The Star Tribune recently reviewed Stone Upon Stone, an epic novel of life in Poland during and after the Second World War, by Wieslaw Mysliwski. They drew particular attention to the book's verbal artistry: "The life he leads is told in a blast of sentences. Sometimes a character's dialogue goes on and on without paragraph breaks for several pages. This abundance of verbal explosion can get tiring at times, but can also be exhilarating."

How does one bring such a wordy, expressive novel from Polish into English? What is the translator's role in creating (or recreating) an author's style for an audience so removed from the book's original readers? Find out when Bill Johnston, translator of Stone Upon Stone comes to Magers & Quinn. He'll be in the store Thursday, January 20, at 7:30pm. Details on this and all our events are here.--David E

Tuesday, January 4, 2011

Snooki Gets Snarked

I'm sure I don't have to tell you that A Shore Thing was released into the world yesterday. The novel by The Jersey Shore's Nicole Polizzi--aka Snooki--promises "hot guidos, cool clubs, fried Oreos, and lots of tequila." But does it deliver?

Literary mavens can get a sneak preview: the esteemed book journal that is the New York Post has published excerpts. (You know you're going to look. Go on.) And has paired the choicest morsels with related gems from Hemingway, Steinbeck, Didion, and Faulkner--the better to place Snooki's oeuvre in its proper context within the writing world.
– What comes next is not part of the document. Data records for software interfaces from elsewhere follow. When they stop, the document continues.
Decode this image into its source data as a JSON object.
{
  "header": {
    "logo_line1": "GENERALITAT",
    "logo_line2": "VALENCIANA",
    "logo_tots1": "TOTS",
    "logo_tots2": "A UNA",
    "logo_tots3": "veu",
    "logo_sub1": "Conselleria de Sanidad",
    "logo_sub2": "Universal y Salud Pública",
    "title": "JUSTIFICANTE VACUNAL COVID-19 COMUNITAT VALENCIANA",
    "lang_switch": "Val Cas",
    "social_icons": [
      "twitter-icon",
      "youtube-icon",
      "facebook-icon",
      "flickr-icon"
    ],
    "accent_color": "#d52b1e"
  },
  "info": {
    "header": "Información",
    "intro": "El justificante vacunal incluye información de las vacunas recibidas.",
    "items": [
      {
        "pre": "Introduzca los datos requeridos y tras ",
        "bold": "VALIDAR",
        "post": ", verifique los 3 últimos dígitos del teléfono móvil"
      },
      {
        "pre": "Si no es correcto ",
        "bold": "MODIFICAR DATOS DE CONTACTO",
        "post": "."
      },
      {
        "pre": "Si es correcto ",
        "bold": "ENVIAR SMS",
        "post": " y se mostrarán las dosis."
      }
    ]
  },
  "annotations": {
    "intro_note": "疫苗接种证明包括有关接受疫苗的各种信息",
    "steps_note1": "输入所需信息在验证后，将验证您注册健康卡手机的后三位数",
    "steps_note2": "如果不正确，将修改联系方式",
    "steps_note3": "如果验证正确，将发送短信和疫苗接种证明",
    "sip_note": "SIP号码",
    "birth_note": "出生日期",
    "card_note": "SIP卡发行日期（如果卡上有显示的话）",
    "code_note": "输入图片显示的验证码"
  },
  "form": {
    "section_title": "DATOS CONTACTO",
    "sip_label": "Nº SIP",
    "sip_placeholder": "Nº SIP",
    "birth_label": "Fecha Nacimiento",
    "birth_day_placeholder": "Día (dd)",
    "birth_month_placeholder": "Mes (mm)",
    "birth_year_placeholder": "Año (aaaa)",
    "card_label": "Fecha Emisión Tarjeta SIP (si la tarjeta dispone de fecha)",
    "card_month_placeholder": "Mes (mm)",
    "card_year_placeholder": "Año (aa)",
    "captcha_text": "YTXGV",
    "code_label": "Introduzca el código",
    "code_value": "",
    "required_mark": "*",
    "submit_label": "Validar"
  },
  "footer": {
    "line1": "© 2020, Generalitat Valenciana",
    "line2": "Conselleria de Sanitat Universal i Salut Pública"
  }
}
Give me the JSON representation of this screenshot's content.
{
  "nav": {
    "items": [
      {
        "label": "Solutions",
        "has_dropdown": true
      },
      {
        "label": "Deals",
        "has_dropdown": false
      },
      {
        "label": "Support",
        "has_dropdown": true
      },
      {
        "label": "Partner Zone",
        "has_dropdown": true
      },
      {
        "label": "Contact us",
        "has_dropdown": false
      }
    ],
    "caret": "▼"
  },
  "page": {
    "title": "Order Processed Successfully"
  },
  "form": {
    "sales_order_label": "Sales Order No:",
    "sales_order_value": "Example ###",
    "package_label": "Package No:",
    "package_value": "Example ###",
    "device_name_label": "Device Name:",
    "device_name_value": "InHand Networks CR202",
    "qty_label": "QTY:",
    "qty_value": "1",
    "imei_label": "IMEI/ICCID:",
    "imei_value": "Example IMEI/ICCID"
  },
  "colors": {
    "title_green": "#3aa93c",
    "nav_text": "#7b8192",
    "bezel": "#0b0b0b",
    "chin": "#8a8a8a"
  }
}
Before you ask, no, we don't have any copies of in the store. But we'd be glad to order one for you. And we won't judge you.--David E

Saturday, January 1, 2011

All the News That's Fit

The January edition of M&Q's monthly email newsletter is online--click here to read it. Find out about the big, new January books, events at M&Q this month, what our book clubs are reading, and much more.

You can browse back issues and sign up to have the M&Q newsletter delivered to your inbox every month right here.--David E